V: The Next Generation
from CFQ Spotlite
Fall 2004 Issue #1
With Kenneth Johnson back at the helm of
NBC is getting ready for the Visitors to
Back in the era of the original V, creator Kenneth Johnson engaged in his own “final battle” with the NBC network and Warner Bros.
Studios when both came to the conclusion that he wouldn’t produce the follow-up to the mega-rated original mini-series
as quickly or as cheaply as they wanted him to. “And they were right,” muses Johnson, whose credits include The Bionic Woman, The Incredible Hulk and
the TV version of Alien Nation. “So I walked away from a major deal.”
Which, of course didn’t stop production
on the six-hour V: The Final Battle, or the subsequent weekly series that limped
through 19 episodes. Johnson moved on to other things while his creation – a sci-fi allegory of the Holocaust - was bastardized by others. Over the years, rumors of revival with him at the helm made the rounds occasionally,
but he pretty much dismissed those as “too much water under that bridge.”
Now, however, there’s been a change of heart, with NBC giving a script order for V:
The Second Generation, which will essentially ignore the events of The Final Battle and the weekly series. Instead, it will jump forward 20 years in time (literally the length of
time since the airing of the original V mini).
As Johnson explains it, his scenario for
the follow-up will deal with Resistance leaders Mike Donovan (Marc Singer) and Julie Parish (Faye Grant) who are trying to
spark a revolution in a generation that has known nothing but Visitor rule since
the moment they were born, so there is a certain apathy when it comes to the notion of revolution. Says Johnson, “NBC
wants to move it away from the notion of Europe under occupation to something that has a
little more modern feel.

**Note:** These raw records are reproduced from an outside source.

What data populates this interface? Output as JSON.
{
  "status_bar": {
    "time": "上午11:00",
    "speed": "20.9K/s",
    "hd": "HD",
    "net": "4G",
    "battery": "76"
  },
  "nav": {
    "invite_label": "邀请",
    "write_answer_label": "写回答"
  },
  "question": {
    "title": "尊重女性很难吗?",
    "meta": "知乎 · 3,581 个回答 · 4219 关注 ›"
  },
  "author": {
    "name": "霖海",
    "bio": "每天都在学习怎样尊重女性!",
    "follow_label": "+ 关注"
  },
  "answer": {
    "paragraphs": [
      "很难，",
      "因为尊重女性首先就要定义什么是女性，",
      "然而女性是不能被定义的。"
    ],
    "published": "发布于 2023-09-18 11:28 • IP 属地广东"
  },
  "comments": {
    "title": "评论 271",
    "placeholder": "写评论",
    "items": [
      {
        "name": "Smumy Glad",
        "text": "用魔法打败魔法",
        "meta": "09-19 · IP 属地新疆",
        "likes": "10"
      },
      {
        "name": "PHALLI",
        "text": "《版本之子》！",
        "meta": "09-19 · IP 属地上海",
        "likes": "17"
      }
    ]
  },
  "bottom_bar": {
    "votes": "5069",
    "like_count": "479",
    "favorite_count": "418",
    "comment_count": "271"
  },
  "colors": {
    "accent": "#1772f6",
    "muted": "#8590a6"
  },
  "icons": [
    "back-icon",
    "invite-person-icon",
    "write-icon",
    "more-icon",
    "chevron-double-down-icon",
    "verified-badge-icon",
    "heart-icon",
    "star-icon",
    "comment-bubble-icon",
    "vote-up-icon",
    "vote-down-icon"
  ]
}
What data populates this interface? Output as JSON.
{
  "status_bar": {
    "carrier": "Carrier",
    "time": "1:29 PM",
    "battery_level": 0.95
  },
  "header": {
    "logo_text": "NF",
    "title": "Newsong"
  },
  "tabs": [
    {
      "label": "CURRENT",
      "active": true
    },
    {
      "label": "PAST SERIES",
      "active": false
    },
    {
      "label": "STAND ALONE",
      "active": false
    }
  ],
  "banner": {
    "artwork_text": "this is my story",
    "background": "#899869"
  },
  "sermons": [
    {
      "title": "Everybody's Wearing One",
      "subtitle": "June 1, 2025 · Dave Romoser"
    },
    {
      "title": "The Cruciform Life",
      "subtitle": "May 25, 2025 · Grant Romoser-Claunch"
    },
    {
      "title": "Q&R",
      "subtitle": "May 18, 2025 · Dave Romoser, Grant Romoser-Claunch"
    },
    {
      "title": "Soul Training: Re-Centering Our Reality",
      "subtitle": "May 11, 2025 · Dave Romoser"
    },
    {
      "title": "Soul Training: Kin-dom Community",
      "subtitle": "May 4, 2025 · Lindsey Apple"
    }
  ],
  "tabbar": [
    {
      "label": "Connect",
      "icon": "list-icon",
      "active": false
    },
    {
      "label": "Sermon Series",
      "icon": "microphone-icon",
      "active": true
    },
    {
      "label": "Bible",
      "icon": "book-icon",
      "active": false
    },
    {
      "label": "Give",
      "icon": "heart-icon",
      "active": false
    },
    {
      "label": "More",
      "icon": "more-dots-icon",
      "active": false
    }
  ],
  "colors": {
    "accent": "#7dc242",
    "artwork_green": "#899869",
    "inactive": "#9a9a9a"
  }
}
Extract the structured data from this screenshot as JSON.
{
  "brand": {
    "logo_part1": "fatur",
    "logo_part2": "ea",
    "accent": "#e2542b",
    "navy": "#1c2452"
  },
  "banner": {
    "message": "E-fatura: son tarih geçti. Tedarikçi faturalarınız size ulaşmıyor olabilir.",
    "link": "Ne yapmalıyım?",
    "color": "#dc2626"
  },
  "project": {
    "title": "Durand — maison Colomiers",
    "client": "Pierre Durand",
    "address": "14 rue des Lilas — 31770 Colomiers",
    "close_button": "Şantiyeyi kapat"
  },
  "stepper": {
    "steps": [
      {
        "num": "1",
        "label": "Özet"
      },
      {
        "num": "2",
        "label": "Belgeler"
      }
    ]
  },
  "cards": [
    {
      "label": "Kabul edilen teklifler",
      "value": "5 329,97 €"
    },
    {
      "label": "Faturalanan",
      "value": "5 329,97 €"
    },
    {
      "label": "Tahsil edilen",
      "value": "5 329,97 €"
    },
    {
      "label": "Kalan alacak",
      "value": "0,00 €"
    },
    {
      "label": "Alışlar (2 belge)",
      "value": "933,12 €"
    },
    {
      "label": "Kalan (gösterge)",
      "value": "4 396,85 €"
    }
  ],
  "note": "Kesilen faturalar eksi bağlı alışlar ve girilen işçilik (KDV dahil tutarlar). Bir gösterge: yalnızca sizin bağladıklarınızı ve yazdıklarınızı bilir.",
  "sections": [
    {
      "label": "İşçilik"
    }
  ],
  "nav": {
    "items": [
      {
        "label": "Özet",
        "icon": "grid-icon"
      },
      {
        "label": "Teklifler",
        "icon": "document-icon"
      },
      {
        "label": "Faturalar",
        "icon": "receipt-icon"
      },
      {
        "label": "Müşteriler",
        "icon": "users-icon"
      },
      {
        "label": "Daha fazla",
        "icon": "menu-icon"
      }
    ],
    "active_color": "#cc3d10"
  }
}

But that’s tricky. I don’t want the heroes of the piece to be considered terrorists,
but that’s the parallel. If the Visitors are the hyperpower, what does that make the Resistance?
One key plot element for the new version
comes from the final moment of the original four-hour miniseries. In that story, the Resistance discovers that the Visitors
have one deadly enemy, leading the humans to jump to the conclusion that, “If it’s their enemies, then that makes
them our friends.” A signal is sent into deep space and it would seem that in V:
The Second Generation there is finally an answer.
“That’s sort of where the story
goes,” Johnson says, “but part of what I’m dealing with on the network level is, ‘Does anybody really
care about those old actors?’ It’s amazing. It’s like, ‘Let’s do the Brady Bunch reunion movie, but not get the Brady Bunch.”